Or maybe it’s ‘Bill’s Hardware’. I can’t really tell. Bill Bell, if you’re reading this, get in touch. You know my name, look up the number.

One Year Anniversary

sydney cove

It was a year ago today that I started Past/Lives, and I’d like to thank all of you who’ve contributed to or supported this venture in any way. I’ve learned so much writing this blog, and most of that knowledge has come from you. Please, keep the comments, suggestions and corrections coming!

When I started I had no idea there would be anyone as interested in old corner shops as I was, but nearly 50,000 views have since proven me very wrong.
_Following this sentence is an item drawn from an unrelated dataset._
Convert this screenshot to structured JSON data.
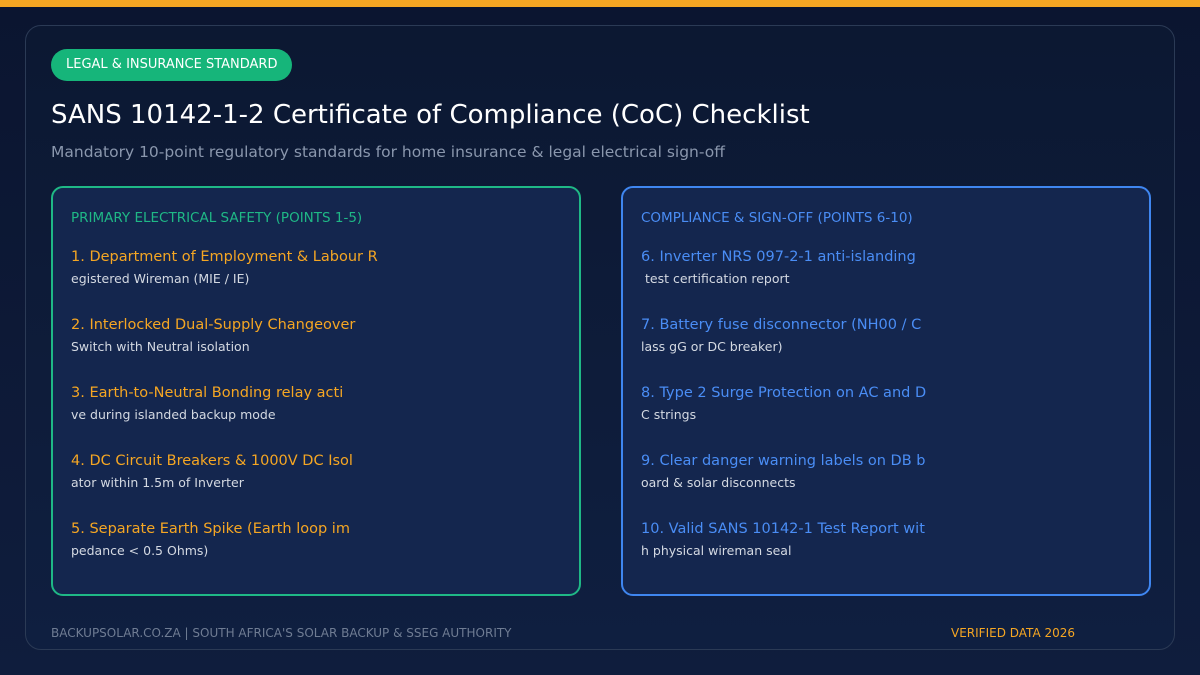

After over 200 posts, I hope that’s all I’ve been wrong about.

There’s plenty of good stuff on the way, too; over the next few weeks I’ll be going back and revisiting the ten most popular posts of the last year. You’ll get to see how they looked then, and how much things have changed. My money’s on ‘not much’.

In addition there are hundreds more sites around Sydney (and beyond) that are waiting for their moment in the sun, and they can rest assured that it’s coming.

Again, to everyone who has followed this blog, and shares whatever crazy syndrome we must all have to be fascinated by any skerrick of a former fast food outlet, I say thank you!

It’s my sincere hope that you – whether you stumbled upon this blog while searching for that Joyce Mayne ad where she’s in the bath, or you’re an enthusiast looking up the history of their building only to discover it was a Pizza Hut – have gotten as much out of this blog from reading it as I have from writing it.

If you have (and even if you haven’t), join me for another year in the past.

Paramount Theatre/Civic Video – South Hurstville, NSW

In the second such instance, Civic Video has taken up residence in a former cinema. This time, the Paramount Theatre of South Hurstville continues to provide movies to the public through the video chain. Let’s take a closer look.

With a booty like this, of course it was once a cinema.

The Paramount was built in 1934, joining a sister cinema at Mortdale (since demolished) and only four other picture theatres in the Kogarah/Hurstville region: the Odeon at Carlton, the Oatley Radio, the Hurstville Savoy and the Kogarah Victory being the others. It’s a pretty damn big building, with a seating capacity of 1,100 when it was built. In 1950, that old vaudeville villain Hoyts (boo, hiss) bought the theatre and renamed it the Hoyts. Sounds much better too, doesn’t it? Hoyts closed the theatre in 1959 (I’m growing more and more convinced there was some kind of Hoyts conspiracy to buy up the suburban cinemas in order to get people to head into the city). Hoyts made sure that a covenant in the sales contract ensured the building could never again be used as a cinema.

The Paramount/Civic in its less space-generous, more art deco days. Gotta be the late 80s/early 90s. Image courtesy Kogarah Council.

Since 1959 it’s been used as a recreation centre, a supermarket and a giant Civic. In the last ten years as video shops have declined, Civic has cut down on its floorspace, sharing with a Subway, a newsagent, a Curves gym and some kind of computer shop out the back. Cramming more into less space isn’t just a residential thing anymore.

CRUSTY UPDATE: Here’s a look at the Paramount in its heyday courtesy of reader Carmen. Thanks!